**PROBLEM REQUIREMENTS**. For the word "this", count the lines of the records that hold it, and give only that number.

Data about app and page elements:

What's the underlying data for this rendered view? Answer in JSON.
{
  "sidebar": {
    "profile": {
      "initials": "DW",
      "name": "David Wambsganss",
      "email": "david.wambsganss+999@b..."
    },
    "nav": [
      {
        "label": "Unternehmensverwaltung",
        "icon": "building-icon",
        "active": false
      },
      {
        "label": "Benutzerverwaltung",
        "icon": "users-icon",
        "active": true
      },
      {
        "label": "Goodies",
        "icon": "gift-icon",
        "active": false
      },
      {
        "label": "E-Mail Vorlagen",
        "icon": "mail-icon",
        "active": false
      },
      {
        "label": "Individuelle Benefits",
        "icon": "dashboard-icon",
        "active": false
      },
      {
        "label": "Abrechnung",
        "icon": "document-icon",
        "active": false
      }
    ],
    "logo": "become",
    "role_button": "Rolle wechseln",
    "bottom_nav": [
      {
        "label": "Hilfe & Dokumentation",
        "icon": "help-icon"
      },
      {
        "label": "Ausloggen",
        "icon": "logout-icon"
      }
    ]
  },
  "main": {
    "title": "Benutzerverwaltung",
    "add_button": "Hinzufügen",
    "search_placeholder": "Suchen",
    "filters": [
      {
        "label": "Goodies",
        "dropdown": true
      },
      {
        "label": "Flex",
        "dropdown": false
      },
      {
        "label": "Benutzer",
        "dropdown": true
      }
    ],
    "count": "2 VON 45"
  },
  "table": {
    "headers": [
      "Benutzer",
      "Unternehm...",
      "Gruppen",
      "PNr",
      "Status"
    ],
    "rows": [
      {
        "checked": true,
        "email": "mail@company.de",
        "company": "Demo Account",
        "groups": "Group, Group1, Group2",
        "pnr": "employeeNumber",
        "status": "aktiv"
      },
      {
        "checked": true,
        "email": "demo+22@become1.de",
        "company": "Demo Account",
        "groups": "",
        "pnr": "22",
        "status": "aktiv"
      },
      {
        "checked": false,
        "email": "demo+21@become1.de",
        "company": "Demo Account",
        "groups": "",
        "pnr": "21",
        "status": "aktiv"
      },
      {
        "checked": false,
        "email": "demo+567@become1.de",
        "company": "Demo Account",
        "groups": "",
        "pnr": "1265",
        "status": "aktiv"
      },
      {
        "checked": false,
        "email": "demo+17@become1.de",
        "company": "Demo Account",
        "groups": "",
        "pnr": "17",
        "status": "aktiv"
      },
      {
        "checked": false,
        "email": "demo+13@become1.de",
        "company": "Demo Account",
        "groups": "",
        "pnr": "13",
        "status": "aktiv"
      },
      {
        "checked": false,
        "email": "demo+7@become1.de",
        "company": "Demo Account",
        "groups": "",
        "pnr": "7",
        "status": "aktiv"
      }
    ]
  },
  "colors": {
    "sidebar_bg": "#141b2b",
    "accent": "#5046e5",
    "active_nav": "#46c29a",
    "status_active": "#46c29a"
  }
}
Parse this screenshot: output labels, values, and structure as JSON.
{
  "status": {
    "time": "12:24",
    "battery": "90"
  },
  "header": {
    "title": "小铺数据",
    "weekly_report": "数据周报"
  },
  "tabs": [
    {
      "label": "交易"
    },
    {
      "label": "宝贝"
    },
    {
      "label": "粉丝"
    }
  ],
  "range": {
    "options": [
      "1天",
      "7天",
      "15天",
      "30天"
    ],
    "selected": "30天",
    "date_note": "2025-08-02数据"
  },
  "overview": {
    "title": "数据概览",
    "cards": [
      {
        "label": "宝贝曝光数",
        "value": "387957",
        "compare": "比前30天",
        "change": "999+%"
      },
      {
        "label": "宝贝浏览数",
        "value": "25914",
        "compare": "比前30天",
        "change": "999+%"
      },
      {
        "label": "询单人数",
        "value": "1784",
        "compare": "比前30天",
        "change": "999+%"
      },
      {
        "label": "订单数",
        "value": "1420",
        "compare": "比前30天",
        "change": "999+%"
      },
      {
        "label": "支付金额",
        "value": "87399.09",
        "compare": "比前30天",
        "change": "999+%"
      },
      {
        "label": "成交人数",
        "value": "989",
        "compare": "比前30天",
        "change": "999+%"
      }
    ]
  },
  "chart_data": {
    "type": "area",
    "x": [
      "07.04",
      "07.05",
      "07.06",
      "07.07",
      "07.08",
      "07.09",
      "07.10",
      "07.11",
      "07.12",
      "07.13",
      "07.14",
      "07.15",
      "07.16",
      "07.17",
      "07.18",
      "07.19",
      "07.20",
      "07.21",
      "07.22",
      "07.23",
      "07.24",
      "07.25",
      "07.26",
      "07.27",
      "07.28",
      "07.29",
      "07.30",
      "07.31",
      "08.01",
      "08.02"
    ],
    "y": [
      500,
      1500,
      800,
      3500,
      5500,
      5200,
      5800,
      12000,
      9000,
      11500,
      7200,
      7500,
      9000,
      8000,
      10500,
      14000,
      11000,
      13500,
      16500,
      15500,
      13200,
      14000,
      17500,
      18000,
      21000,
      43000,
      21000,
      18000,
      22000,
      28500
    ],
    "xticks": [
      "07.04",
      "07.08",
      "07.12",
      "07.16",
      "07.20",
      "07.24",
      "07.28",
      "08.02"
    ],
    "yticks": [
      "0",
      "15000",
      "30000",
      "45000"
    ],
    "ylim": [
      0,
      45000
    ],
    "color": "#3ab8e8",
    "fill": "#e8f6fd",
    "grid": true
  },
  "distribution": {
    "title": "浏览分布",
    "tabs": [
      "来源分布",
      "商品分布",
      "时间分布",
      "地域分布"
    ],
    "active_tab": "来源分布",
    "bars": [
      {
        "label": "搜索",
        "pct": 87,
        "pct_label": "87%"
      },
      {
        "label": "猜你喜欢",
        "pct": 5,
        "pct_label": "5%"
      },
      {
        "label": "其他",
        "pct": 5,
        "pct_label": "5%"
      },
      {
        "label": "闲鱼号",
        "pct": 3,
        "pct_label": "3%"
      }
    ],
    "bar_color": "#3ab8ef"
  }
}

**ANSWER**. 2